DIRECTIONS FOR THIS TASK: Return each entry below word for word, leaving out any image.
───── GIVEN RECORDS
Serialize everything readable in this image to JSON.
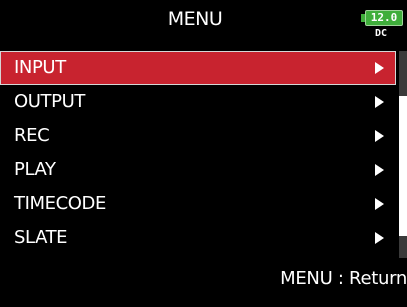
{
  "header": {
    "title": "MENU"
  },
  "battery": {
    "voltage": "12.0",
    "source": "DC",
    "color": "#3fae3b"
  },
  "menu": {
    "selected_color": "#c8232f",
    "items": [
      {
        "label": "INPUT",
        "selected": true
      },
      {
        "label": "OUTPUT",
        "selected": false
      },
      {
        "label": "REC",
        "selected": false
      },
      {
        "label": "PLAY",
        "selected": false
      },
      {
        "label": "TIMECODE",
        "selected": false
      },
      {
        "label": "SLATE",
        "selected": false
      }
    ]
  },
  "footer": {
    "hint": "MENU : Return"
  }
}
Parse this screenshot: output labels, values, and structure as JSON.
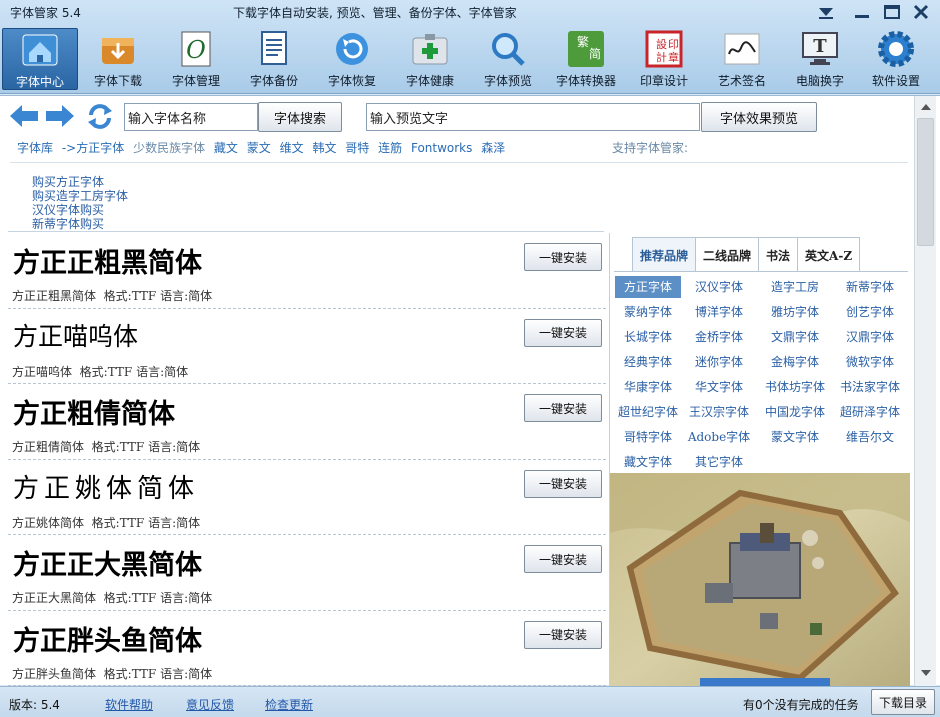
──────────
YOUR SOLUTION:
Serialize everything readable in this image to JSON.
{
  "header": {
    "title": "MENU"
  },
  "battery": {
    "voltage": "12.0",
    "source": "DC",
    "color": "#3fae3b"
  },
  "menu": {
    "selected_color": "#c8232f",
    "items": [
      {
        "label": "INPUT",
        "selected": true
      },
      {
        "label": "OUTPUT",
        "selected": false
      },
      {
        "label": "REC",
        "selected": false
      },
      {
        "label": "PLAY",
        "selected": false
      },
      {
        "label": "TIMECODE",
        "selected": false
      },
      {
        "label": "SLATE",
        "selected": false
      }
    ]
  },
  "footer": {
    "hint": "MENU : Return"
  }
}
Parse this screenshot: output labels, values, and structure as JSON.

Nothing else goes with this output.